### Data supplied
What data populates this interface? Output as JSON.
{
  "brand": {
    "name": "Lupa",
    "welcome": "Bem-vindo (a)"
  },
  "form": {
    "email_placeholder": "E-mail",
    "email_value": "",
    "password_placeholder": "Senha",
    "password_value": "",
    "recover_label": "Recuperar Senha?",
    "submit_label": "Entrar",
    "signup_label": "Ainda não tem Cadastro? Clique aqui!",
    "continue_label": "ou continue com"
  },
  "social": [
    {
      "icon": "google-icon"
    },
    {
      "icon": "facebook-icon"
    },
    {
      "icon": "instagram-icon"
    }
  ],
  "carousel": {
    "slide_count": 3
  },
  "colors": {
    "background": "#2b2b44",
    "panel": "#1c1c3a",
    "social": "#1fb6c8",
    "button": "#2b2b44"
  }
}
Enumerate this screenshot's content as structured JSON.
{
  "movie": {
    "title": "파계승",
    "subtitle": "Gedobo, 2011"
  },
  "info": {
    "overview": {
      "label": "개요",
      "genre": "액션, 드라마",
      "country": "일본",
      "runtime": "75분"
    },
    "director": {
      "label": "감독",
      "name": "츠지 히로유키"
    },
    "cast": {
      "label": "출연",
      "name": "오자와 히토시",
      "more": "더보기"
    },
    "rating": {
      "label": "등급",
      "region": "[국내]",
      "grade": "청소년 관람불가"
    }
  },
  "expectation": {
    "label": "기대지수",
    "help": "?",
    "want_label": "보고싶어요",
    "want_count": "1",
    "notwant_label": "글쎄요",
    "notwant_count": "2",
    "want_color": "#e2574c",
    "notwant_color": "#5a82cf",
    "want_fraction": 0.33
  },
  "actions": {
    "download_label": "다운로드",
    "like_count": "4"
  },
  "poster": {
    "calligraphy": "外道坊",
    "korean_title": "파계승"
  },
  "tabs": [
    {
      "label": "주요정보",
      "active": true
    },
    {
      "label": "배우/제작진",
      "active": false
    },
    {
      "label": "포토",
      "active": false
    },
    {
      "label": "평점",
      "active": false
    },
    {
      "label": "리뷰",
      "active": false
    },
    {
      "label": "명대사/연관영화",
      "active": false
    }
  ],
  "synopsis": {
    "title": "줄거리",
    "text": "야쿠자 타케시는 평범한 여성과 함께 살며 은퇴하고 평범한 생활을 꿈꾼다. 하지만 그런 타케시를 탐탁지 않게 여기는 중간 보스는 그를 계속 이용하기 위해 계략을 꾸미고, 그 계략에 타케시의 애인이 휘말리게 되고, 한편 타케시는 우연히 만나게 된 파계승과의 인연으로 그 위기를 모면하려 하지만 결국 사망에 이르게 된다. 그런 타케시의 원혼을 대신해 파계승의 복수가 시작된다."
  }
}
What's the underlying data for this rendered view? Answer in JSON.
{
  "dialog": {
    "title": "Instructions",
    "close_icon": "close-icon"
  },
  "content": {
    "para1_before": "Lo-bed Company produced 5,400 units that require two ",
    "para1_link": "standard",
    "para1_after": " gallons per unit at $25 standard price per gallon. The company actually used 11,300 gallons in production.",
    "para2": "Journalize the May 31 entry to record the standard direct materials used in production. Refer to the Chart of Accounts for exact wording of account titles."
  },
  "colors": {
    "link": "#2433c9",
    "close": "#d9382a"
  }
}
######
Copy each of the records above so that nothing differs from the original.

What data populates this interface? Output as JSON.
{
  "brand": {
    "name": "Lupa",
    "welcome": "Bem-vindo (a)"
  },
  "form": {
    "email_placeholder": "E-mail",
    "email_value": "",
    "password_placeholder": "Senha",
    "password_value": "",
    "recover_label": "Recuperar Senha?",
    "submit_label": "Entrar",
    "signup_label": "Ainda não tem Cadastro? Clique aqui!",
    "continue_label": "ou continue com"
  },
  "social": [
    {
      "icon": "google-icon"
    },
    {
      "icon": "facebook-icon"
    },
    {
      "icon": "instagram-icon"
    }
  ],
  "carousel": {
    "slide_count": 3
  },
  "colors": {
    "background": "#2b2b44",
    "panel": "#1c1c3a",
    "social": "#1fb6c8",
    "button": "#2b2b44"
  }
}
Enumerate this screenshot's content as structured JSON.
{
  "movie": {
    "title": "파계승",
    "subtitle": "Gedobo, 2011"
  },
  "info": {
    "overview": {
      "label": "개요",
      "genre": "액션, 드라마",
      "country": "일본",
      "runtime": "75분"
    },
    "director": {
      "label": "감독",
      "name": "츠지 히로유키"
    },
    "cast": {
      "label": "출연",
      "name": "오자와 히토시",
      "more": "더보기"
    },
    "rating": {
      "label": "등급",
      "region": "[국내]",
      "grade": "청소년 관람불가"
    }
  },
  "expectation": {
    "label": "기대지수",
    "help": "?",
    "want_label": "보고싶어요",
    "want_count": "1",
    "notwant_label": "글쎄요",
    "notwant_count": "2",
    "want_color": "#e2574c",
    "notwant_color": "#5a82cf",
    "want_fraction": 0.33
  },
  "actions": {
    "download_label": "다운로드",
    "like_count": "4"
  },
  "poster": {
    "calligraphy": "外道坊",
    "korean_title": "파계승"
  },
  "tabs": [
    {
      "label": "주요정보",
      "active": true
    },
    {
      "label": "배우/제작진",
      "active": false
    },
    {
      "label": "포토",
      "active": false
    },
    {
      "label": "평점",
      "active": false
    },
    {
      "label": "리뷰",
      "active": false
    },
    {
      "label": "명대사/연관영화",
      "active": false
    }
  ],
  "synopsis": {
    "title": "줄거리",
    "text": "야쿠자 타케시는 평범한 여성과 함께 살며 은퇴하고 평범한 생활을 꿈꾼다. 하지만 그런 타케시를 탐탁지 않게 여기는 중간 보스는 그를 계속 이용하기 위해 계략을 꾸미고, 그 계략에 타케시의 애인이 휘말리게 되고, 한편 타케시는 우연히 만나게 된 파계승과의 인연으로 그 위기를 모면하려 하지만 결국 사망에 이르게 된다. 그런 타케시의 원혼을 대신해 파계승의 복수가 시작된다."
  }
}
What's the underlying data for this rendered view? Answer in JSON.
{
  "dialog": {
    "title": "Instructions",
    "close_icon": "close-icon"
  },
  "content": {
    "para1_before": "Lo-bed Company produced 5,400 units that require two ",
    "para1_link": "standard",
    "para1_after": " gallons per unit at $25 standard price per gallon. The company actually used 11,300 gallons in production.",
    "para2": "Journalize the May 31 entry to record the standard direct materials used in production. Refer to the Chart of Accounts for exact wording of account titles."
  },
  "colors": {
    "link": "#2433c9",
    "close": "#d9382a"
  }
}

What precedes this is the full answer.